Research Associate, Molecular Diagnostics Development

Gao, Xiaobin

Ph.D. Student

Ma, Xian-Yong

Associate Research Scientist in Pathology

Research Interests:How do the key target proteins determine the status of cell differentiation and proliferation? How do the modifications of gene structure (DNA and core histone) cause global changes of gene expression pattern?
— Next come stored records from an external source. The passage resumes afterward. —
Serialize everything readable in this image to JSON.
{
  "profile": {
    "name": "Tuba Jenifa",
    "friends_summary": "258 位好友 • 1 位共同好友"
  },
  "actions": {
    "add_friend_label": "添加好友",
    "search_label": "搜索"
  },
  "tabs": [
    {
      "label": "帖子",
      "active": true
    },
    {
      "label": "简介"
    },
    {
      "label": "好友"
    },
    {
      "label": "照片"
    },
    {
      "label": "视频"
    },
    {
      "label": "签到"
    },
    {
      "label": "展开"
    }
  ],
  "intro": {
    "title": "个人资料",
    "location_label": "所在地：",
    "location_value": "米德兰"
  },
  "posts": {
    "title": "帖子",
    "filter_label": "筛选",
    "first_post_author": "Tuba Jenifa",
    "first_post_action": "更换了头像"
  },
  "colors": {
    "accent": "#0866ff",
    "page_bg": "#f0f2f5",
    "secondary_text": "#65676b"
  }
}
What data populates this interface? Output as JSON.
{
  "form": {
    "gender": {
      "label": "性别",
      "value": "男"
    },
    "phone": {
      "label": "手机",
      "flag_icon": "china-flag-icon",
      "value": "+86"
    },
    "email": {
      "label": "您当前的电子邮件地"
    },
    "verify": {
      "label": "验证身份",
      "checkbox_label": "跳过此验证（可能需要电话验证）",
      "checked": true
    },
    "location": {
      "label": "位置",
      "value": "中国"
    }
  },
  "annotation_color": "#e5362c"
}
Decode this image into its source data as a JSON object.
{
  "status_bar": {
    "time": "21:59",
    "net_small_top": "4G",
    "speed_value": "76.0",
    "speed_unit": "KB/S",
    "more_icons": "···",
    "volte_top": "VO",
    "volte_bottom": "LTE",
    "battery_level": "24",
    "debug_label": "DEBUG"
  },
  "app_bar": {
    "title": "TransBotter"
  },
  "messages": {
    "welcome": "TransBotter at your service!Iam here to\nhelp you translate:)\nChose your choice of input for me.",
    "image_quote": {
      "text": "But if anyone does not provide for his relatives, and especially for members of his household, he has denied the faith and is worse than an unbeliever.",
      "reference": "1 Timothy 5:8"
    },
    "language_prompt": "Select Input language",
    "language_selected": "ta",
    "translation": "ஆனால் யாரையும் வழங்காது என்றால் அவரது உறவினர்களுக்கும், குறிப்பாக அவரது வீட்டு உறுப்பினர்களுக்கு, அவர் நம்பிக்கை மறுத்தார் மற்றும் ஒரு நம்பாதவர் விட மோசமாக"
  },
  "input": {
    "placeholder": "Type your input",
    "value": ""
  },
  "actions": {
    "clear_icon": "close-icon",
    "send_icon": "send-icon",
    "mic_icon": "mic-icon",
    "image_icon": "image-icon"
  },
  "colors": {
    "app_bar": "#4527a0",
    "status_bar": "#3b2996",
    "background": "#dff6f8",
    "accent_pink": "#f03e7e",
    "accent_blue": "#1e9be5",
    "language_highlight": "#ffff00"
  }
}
My research employed multitude of molecular, cellular, physiological and bioinformatics techniques to investigate the molecular mechnisms and physiological function of interferon induced P202a, acute megakaryoblastic leukemia associated transcription factorRBM15, and Polycomb Repressive Group proteins SUZ12. The ongoing research topics including global interferes for binding pattern caused by fusion of polycomb protein JJAZ1 to transcription repressor JAZF1 and genome-wide exploration of cis regulatory regions bond with transcription factor JAZF1 using CHIP-sequencing analysis.

Wang, Jianhui

Associate Research Scientist in Pathology